Exercise description ▸ Exact copies of all entries are expected.

Website and app data records:
####################

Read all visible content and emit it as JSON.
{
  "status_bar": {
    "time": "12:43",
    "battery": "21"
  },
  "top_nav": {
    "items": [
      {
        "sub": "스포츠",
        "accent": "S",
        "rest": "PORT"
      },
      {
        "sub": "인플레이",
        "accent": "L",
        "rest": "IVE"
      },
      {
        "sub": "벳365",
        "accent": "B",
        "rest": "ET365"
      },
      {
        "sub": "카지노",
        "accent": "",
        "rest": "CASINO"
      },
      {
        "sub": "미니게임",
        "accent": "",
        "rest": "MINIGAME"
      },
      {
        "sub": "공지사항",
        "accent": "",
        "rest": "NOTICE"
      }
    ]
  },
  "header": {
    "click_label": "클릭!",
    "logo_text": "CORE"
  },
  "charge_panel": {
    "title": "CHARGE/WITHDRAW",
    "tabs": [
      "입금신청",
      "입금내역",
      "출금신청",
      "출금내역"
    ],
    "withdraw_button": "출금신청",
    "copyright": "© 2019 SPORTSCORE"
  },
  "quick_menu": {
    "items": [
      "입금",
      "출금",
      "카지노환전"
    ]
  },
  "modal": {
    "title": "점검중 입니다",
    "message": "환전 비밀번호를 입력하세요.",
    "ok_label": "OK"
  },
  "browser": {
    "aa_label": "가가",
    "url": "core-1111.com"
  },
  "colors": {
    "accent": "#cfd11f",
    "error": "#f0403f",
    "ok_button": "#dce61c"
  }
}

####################

Answer space ▸
Read all visible content and emit it as JSON.
{
  "status_bar": {
    "time": "12:43",
    "battery": "21"
  },
  "top_nav": {
    "items": [
      {
        "sub": "스포츠",
        "accent": "S",
        "rest": "PORT"
      },
      {
        "sub": "인플레이",
        "accent": "L",
        "rest": "IVE"
      },
      {
        "sub": "벳365",
        "accent": "B",
        "rest": "ET365"
      },
      {
        "sub": "카지노",
        "accent": "",
        "rest": "CASINO"
      },
      {
        "sub": "미니게임",
        "accent": "",
        "rest": "MINIGAME"
      },
      {
        "sub": "공지사항",
        "accent": "",
        "rest": "NOTICE"
      }
    ]
  },
  "header": {
    "click_label": "클릭!",
    "logo_text": "CORE"
  },
  "charge_panel": {
    "title": "CHARGE/WITHDRAW",
    "tabs": [
      "입금신청",
      "입금내역",
      "출금신청",
      "출금내역"
    ],
    "withdraw_button": "출금신청",
    "copyright": "© 2019 SPORTSCORE"
  },
  "quick_menu": {
    "items": [
      "입금",
      "출금",
      "카지노환전"
    ]
  },
  "modal": {
    "title": "점검중 입니다",
    "message": "환전 비밀번호를 입력하세요.",
    "ok_label": "OK"
  },
  "browser": {
    "aa_label": "가가",
    "url": "core-1111.com"
  },
  "colors": {
    "accent": "#cfd11f",
    "error": "#f0403f",
    "ok_button": "#dce61c"
  }
}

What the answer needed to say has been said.